The conversion is pretty straightforward, and takes about 2 hours, with beer breaks, if you have all the parts:
Disconnect the fuel lines and remove the tank. Disconnect the lower end of the brake lines, and drain them carefully. Take the lid off the master cylinder, so it drains too.
Screw the brake cable adjuster in on the left handlebar, unhook the cable, then screw the adjuster all the way out to disconnect the cable.
Put the cap back on the master cylinder. Unplug the electrical connectors from the brake switch on the master cylinder, then carefully remove the old master cylinder and old brakes lines completely. Use rags rubber-banded over the ends of the brake lines to keep brake fluid from dripping out.
Remove the throttle cam cover on the right grip assembly, disconnect the throttle cables, disconnect the switch cluster, and remove the old right grip assembly.
Loosely mount the braided lines to the new master cylinder assembly with the double banjo bolt and with copper washers in between the brake line terminators, and mount the assembly on the handlebar. Position the lines to run between the forks in front of the upper triple clamp, and behind the lower triple clamp. Tighten the banjo bolt with the lines in place, once you are sure that they will clear everything as you turn the fork from lock to lock.
Install the throttle cam with grease, reconnect the throttle cables, install the throttle grip with the correct cam alignment and more grease, and screw the throttle cam cover on. Extra hands may be helpful :-)

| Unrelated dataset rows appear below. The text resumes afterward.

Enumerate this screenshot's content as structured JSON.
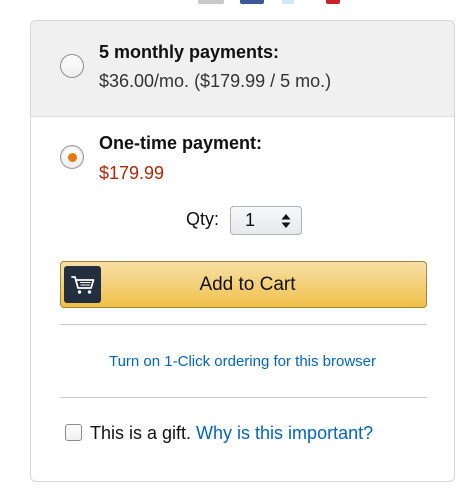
{
  "share_icons": [
    "email-icon",
    "facebook-icon",
    "twitter-icon",
    "pinterest-icon"
  ],
  "purchase_options": {
    "monthly": {
      "title": "5 monthly payments:",
      "detail": "$36.00/mo. ($179.99 / 5 mo.)",
      "selected": false
    },
    "one_time": {
      "title": "One-time payment:",
      "price": "$179.99",
      "selected": true
    }
  },
  "quantity": {
    "label": "Qty:",
    "value": "1"
  },
  "add_to_cart": {
    "label": "Add to Cart",
    "icon": "cart-icon"
  },
  "one_click": {
    "link_text": "Turn on 1-Click ordering for this browser"
  },
  "gift": {
    "label": "This is a gift.",
    "link_text": "Why is this important?",
    "checked": false
  },
  "colors": {
    "price": "#b12704",
    "link": "#0066c0",
    "radio_selected": "#e47911",
    "button_top": "#f7dfa5",
    "button_bottom": "#f0c14b",
    "cart_icon_bg": "#232f3e"
  }
}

Replace the brake line grommets, and attach the brake lines.
Install the new throttle switch, route the wire down behind the head tube, and plug the male spade connectors into the original brake switch female spade connectors. Zip-tie the wires in place, making sure they don't bind as you turn the fork from lock to lock. With the ignition on, make sure the switch is activating the rear brake light.
Fill the master cylinder and bleed the system. You will probably also need to re-synchronize the carbs.
It is amazing how much better the ATE brakes feel with a handlebar-mounted master cylinder and steel lines. With good soft pads, the front brakes work very well and are up to modern performance standards.
Kudos to Colleen Bray now at Bob's BMW in Maryland, and Bob Schenker in Oakland, CA, for helping me put this together. It was Bob's pioneer work with his 1981 R100S brakes that convinced me to do this.